*What is being asked:* From the first line to the last, print the data exactly as written.

Segment Start: Exercise material

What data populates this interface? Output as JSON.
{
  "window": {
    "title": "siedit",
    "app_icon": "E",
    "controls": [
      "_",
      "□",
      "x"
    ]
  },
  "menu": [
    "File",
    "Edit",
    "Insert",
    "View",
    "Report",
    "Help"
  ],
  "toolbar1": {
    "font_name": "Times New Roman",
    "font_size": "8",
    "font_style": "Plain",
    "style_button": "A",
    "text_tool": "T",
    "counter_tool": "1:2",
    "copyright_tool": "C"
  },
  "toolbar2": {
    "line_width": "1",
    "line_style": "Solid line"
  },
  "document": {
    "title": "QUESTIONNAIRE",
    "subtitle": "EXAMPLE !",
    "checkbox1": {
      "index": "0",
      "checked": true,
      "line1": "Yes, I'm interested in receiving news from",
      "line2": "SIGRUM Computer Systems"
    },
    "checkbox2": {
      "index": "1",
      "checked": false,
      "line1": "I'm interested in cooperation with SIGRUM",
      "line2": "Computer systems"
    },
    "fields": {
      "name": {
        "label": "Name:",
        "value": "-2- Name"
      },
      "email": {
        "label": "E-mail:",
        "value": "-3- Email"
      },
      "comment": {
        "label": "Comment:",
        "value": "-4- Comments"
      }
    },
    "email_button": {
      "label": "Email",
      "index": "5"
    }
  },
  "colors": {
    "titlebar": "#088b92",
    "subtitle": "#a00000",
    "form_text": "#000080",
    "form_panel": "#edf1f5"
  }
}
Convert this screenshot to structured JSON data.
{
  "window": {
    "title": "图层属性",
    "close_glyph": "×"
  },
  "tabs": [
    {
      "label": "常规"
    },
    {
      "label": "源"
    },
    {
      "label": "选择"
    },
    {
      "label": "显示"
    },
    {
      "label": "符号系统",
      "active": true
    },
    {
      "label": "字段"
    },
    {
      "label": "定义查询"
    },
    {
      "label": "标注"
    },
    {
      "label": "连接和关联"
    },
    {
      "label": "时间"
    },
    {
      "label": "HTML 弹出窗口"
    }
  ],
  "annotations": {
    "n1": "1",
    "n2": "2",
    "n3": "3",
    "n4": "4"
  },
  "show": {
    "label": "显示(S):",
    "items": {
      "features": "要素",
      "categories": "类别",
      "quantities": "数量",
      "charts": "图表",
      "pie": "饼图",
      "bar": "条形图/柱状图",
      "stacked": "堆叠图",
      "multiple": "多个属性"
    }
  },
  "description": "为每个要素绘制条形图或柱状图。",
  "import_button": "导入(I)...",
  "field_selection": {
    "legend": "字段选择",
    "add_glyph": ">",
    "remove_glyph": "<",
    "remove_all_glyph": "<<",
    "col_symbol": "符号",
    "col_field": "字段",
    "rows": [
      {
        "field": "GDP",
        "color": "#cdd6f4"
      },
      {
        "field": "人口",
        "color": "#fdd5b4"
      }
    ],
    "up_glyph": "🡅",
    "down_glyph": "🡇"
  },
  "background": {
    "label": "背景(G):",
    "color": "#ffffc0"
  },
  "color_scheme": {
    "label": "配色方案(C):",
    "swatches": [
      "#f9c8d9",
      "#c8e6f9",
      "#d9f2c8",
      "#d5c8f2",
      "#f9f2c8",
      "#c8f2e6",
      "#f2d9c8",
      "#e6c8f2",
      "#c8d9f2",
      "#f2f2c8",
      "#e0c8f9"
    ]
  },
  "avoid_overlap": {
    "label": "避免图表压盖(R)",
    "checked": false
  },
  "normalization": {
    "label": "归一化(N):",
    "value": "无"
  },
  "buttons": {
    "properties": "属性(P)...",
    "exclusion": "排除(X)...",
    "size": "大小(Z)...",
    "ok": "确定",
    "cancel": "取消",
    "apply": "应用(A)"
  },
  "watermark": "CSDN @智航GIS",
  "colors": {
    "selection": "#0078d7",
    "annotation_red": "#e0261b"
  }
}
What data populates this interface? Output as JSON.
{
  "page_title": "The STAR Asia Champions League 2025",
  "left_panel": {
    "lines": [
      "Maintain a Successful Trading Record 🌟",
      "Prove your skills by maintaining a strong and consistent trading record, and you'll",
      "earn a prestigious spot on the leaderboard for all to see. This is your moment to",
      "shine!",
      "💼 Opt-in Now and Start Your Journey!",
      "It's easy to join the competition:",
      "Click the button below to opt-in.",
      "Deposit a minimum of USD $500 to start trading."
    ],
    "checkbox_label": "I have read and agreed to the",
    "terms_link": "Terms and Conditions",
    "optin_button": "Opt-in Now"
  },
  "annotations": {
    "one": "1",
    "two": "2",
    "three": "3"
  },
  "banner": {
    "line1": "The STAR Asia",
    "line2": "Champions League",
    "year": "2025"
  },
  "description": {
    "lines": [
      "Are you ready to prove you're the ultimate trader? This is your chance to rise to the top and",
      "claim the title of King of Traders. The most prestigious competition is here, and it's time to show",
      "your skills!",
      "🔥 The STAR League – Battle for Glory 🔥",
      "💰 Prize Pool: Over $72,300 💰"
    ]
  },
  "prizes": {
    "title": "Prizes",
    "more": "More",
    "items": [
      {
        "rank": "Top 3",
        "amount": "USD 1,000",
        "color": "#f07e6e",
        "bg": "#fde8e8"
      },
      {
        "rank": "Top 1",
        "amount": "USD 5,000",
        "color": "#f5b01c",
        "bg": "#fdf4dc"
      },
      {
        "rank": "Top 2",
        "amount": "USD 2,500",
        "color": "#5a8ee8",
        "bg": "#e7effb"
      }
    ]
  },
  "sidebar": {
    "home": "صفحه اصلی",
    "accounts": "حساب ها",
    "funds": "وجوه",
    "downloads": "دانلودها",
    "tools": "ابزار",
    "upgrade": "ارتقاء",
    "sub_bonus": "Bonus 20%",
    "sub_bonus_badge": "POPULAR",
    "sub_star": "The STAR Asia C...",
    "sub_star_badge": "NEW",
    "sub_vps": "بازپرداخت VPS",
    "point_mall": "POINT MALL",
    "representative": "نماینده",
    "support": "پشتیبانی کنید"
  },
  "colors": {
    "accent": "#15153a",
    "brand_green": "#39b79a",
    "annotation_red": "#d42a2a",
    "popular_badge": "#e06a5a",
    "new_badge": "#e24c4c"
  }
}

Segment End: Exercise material

*Response area:*
What data populates this interface? Output as JSON.
{
  "window": {
    "title": "siedit",
    "app_icon": "E",
    "controls": [
      "_",
      "□",
      "x"
    ]
  },
  "menu": [
    "File",
    "Edit",
    "Insert",
    "View",
    "Report",
    "Help"
  ],
  "toolbar1": {
    "font_name": "Times New Roman",
    "font_size": "8",
    "font_style": "Plain",
    "style_button": "A",
    "text_tool": "T",
    "counter_tool": "1:2",
    "copyright_tool": "C"
  },
  "toolbar2": {
    "line_width": "1",
    "line_style": "Solid line"
  },
  "document": {
    "title": "QUESTIONNAIRE",
    "subtitle": "EXAMPLE !",
    "checkbox1": {
      "index": "0",
      "checked": true,
      "line1": "Yes, I'm interested in receiving news from",
      "line2": "SIGRUM Computer Systems"
    },
    "checkbox2": {
      "index": "1",
      "checked": false,
      "line1": "I'm interested in cooperation with SIGRUM",
      "line2": "Computer systems"
    },
    "fields": {
      "name": {
        "label": "Name:",
        "value": "-2- Name"
      },
      "email": {
        "label": "E-mail:",
        "value": "-3- Email"
      },
      "comment": {
        "label": "Comment:",
        "value": "-4- Comments"
      }
    },
    "email_button": {
      "label": "Email",
      "index": "5"
    }
  },
  "colors": {
    "titlebar": "#088b92",
    "subtitle": "#a00000",
    "form_text": "#000080",
    "form_panel": "#edf1f5"
  }
}
Convert this screenshot to structured JSON data.
{
  "window": {
    "title": "图层属性",
    "close_glyph": "×"
  },
  "tabs": [
    {
      "label": "常规"
    },
    {
      "label": "源"
    },
    {
      "label": "选择"
    },
    {
      "label": "显示"
    },
    {
      "label": "符号系统",
      "active": true
    },
    {
      "label": "字段"
    },
    {
      "label": "定义查询"
    },
    {
      "label": "标注"
    },
    {
      "label": "连接和关联"
    },
    {
      "label": "时间"
    },
    {
      "label": "HTML 弹出窗口"
    }
  ],
  "annotations": {
    "n1": "1",
    "n2": "2",
    "n3": "3",
    "n4": "4"
  },
  "show": {
    "label": "显示(S):",
    "items": {
      "features": "要素",
      "categories": "类别",
      "quantities": "数量",
      "charts": "图表",
      "pie": "饼图",
      "bar": "条形图/柱状图",
      "stacked": "堆叠图",
      "multiple": "多个属性"
    }
  },
  "description": "为每个要素绘制条形图或柱状图。",
  "import_button": "导入(I)...",
  "field_selection": {
    "legend": "字段选择",
    "add_glyph": ">",
    "remove_glyph": "<",
    "remove_all_glyph": "<<",
    "col_symbol": "符号",
    "col_field": "字段",
    "rows": [
      {
        "field": "GDP",
        "color": "#cdd6f4"
      },
      {
        "field": "人口",
        "color": "#fdd5b4"
      }
    ],
    "up_glyph": "🡅",
    "down_glyph": "🡇"
  },
  "background": {
    "label": "背景(G):",
    "color": "#ffffc0"
  },
  "color_scheme": {
    "label": "配色方案(C):",
    "swatches": [
      "#f9c8d9",
      "#c8e6f9",
      "#d9f2c8",
      "#d5c8f2",
      "#f9f2c8",
      "#c8f2e6",
      "#f2d9c8",
      "#e6c8f2",
      "#c8d9f2",
      "#f2f2c8",
      "#e0c8f9"
    ]
  },
  "avoid_overlap": {
    "label": "避免图表压盖(R)",
    "checked": false
  },
  "normalization": {
    "label": "归一化(N):",
    "value": "无"
  },
  "buttons": {
    "properties": "属性(P)...",
    "exclusion": "排除(X)...",
    "size": "大小(Z)...",
    "ok": "确定",
    "cancel": "取消",
    "apply": "应用(A)"
  },
  "watermark": "CSDN @智航GIS",
  "colors": {
    "selection": "#0078d7",
    "annotation_red": "#e0261b"
  }
}
What data populates this interface? Output as JSON.
{
  "page_title": "The STAR Asia Champions League 2025",
  "left_panel": {
    "lines": [
      "Maintain a Successful Trading Record 🌟",
      "Prove your skills by maintaining a strong and consistent trading record, and you'll",
      "earn a prestigious spot on the leaderboard for all to see. This is your moment to",
      "shine!",
      "💼 Opt-in Now and Start Your Journey!",
      "It's easy to join the competition:",
      "Click the button below to opt-in.",
      "Deposit a minimum of USD $500 to start trading."
    ],
    "checkbox_label": "I have read and agreed to the",
    "terms_link": "Terms and Conditions",
    "optin_button": "Opt-in Now"
  },
  "annotations": {
    "one": "1",
    "two": "2",
    "three": "3"
  },
  "banner": {
    "line1": "The STAR Asia",
    "line2": "Champions League",
    "year": "2025"
  },
  "description": {
    "lines": [
      "Are you ready to prove you're the ultimate trader? This is your chance to rise to the top and",
      "claim the title of King of Traders. The most prestigious competition is here, and it's time to show",
      "your skills!",
      "🔥 The STAR League – Battle for Glory 🔥",
      "💰 Prize Pool: Over $72,300 💰"
    ]
  },
  "prizes": {
    "title": "Prizes",
    "more": "More",
    "items": [
      {
        "rank": "Top 3",
        "amount": "USD 1,000",
        "color": "#f07e6e",
        "bg": "#fde8e8"
      },
      {
        "rank": "Top 1",
        "amount": "USD 5,000",
        "color": "#f5b01c",
        "bg": "#fdf4dc"
      },
      {
        "rank": "Top 2",
        "amount": "USD 2,500",
        "color": "#5a8ee8",
        "bg": "#e7effb"
      }
    ]
  },
  "sidebar": {
    "home": "صفحه اصلی",
    "accounts": "حساب ها",
    "funds": "وجوه",
    "downloads": "دانلودها",
    "tools": "ابزار",
    "upgrade": "ارتقاء",
    "sub_bonus": "Bonus 20%",
    "sub_bonus_badge": "POPULAR",
    "sub_star": "The STAR Asia C...",
    "sub_star_badge": "NEW",
    "sub_vps": "بازپرداخت VPS",
    "point_mall": "POINT MALL",
    "representative": "نماینده",
    "support": "پشتیبانی کنید"
  },
  "colors": {
    "accent": "#15153a",
    "brand_green": "#39b79a",
    "annotation_red": "#d42a2a",
    "popular_badge": "#e06a5a",
    "new_badge": "#e24c4c"
  }
}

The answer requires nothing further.